Depression may look different from a different person and the intensity of the symptoms also varies. If you have depression, may have experienced every symptom. This condition might appear differently in children than in adults. Some symptoms in children can include anxious behavior or anxiety.

Risk Factors of Having Depression

The following are the listed factors of getting the disease:

Areas affected by the condition:

Accordingly, when it comes to places/areas, United States, China, India, Brazil, and Bangladesh have the highest rate of depression. 

People who are at risk:

Depression may affect everyone even an individual who seems to live in relatively ideal environments. Various factors can play a part in depression:

  • Genetics: Depression can run in families.
  • Personality: People who are easily overwhelmed by stress, with low self-esteem, or who are normally pessimistic appear to be more likely to experience depression.
  • Biochemistry: Variances in certain chemicals in the brain may contribute to symptoms of depression.
  • Environmental influences: Constant exposure to violence, poverty, or abuse may make some individuals more susceptible to depression.

Safety Precautions

If you do have depression, you can do a few things to keep it from getting worse:

  • Avoid alcohol and recreational drugs.
  • Stick with your treatment plan. If you are on medication, take it as prescribed. Don’t skip therapy sessions. Let your doctor know if isn’t working for you.
  • Try ways to fight stress like yoga or meditation.
  • Spend time with family and friends. Do things that keep you connected to others.
  • Don’t make big life decisions on a day when you’re feeling down.
  • Know yourself and pay attention to the things that seem to make your symptoms worse. Keep records and let your doctor know about it.
  • Talk to your doctor about medication that can stop depression from coming back.

Treating Depression

Depression is curable with the majority of those who search for treatment showing progress. The most commonly used treatments are psychotherapy, antidepressant medication, or a combination of the two.

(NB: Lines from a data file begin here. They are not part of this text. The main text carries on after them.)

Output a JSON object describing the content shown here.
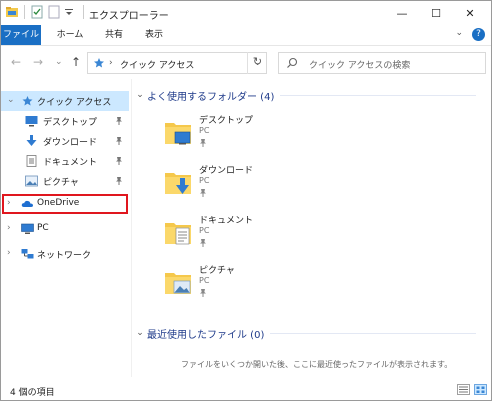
{
  "window": {
    "title": "エクスプローラー",
    "minimize": "—",
    "maximize": "☐",
    "close": "✕"
  },
  "ribbon": {
    "tabs": [
      {
        "label": "ファイル",
        "active": true
      },
      {
        "label": "ホーム"
      },
      {
        "label": "共有"
      },
      {
        "label": "表示"
      }
    ],
    "help": "?",
    "collapse": "⌄"
  },
  "address": {
    "back": "←",
    "forward": "→",
    "recent": "⌄",
    "up": "↑",
    "crumb_sep": "›",
    "location": "クイック アクセス",
    "dropdown": "⌄",
    "refresh": "↻",
    "search_placeholder": "クイック アクセスの検索"
  },
  "nav": {
    "expand_open": "⌄",
    "expand_closed": "›",
    "pin": "📌",
    "items": [
      {
        "label": "クイック アクセス",
        "icon": "star-icon",
        "selected": true
      },
      {
        "label": "デスクトップ",
        "icon": "desktop-icon",
        "pinned": true
      },
      {
        "label": "ダウンロード",
        "icon": "download-icon",
        "pinned": true
      },
      {
        "label": "ドキュメント",
        "icon": "document-icon",
        "pinned": true
      },
      {
        "label": "ピクチャ",
        "icon": "pictures-icon",
        "pinned": true
      },
      {
        "label": "OneDrive",
        "icon": "cloud-icon",
        "highlighted": true
      },
      {
        "label": "PC",
        "icon": "pc-icon"
      },
      {
        "label": "ネットワーク",
        "icon": "network-icon"
      }
    ]
  },
  "content": {
    "frequent": {
      "chevron": "⌄",
      "title": "よく使用するフォルダー (4)",
      "folders": [
        {
          "name": "デスクトップ",
          "location": "PC",
          "pin": "📌",
          "icon": "desktop-folder-icon"
        },
        {
          "name": "ダウンロード",
          "location": "PC",
          "pin": "📌",
          "icon": "download-folder-icon"
        },
        {
          "name": "ドキュメント",
          "location": "PC",
          "pin": "📌",
          "icon": "document-folder-icon"
        },
        {
          "name": "ピクチャ",
          "location": "PC",
          "pin": "📌",
          "icon": "pictures-folder-icon"
        }
      ]
    },
    "recent": {
      "chevron": "⌄",
      "title": "最近使用したファイル (0)",
      "message": "ファイルをいくつか開いた後、ここに最近使ったファイルが表示されます。"
    }
  },
  "status": {
    "count": "4 個の項目"
  },
  "colors": {
    "accent": "#1a6fc4",
    "selected_bg": "#cce8ff",
    "highlight_border": "#e0161e",
    "group_title": "#1e3a8a"
  }
}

The treatment depends on the severity, pattern, the history of the illness, and persistence of depressive symptoms. As with several diseases, early treatment is more effective and helps avoid the likelihood of serious reappearances. Depression should be cured by a physician or qualified mental health professional.